# Activity:
Please report how many lines in the following material hold the string "Chronos", giving only the number.

● ● ● ● ● ● ●

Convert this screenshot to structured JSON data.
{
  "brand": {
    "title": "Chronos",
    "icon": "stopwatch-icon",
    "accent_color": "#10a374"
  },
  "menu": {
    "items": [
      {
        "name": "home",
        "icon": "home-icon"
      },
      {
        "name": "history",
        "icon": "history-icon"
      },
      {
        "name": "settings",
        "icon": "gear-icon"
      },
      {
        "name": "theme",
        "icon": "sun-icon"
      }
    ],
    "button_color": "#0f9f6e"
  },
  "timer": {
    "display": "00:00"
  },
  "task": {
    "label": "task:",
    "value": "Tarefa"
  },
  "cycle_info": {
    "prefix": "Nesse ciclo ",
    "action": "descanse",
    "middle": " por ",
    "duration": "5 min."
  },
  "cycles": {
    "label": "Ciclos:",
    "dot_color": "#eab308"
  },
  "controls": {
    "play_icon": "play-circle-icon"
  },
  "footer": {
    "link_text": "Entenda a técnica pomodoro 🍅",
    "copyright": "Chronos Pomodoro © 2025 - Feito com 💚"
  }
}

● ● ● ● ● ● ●

# Written solution:
2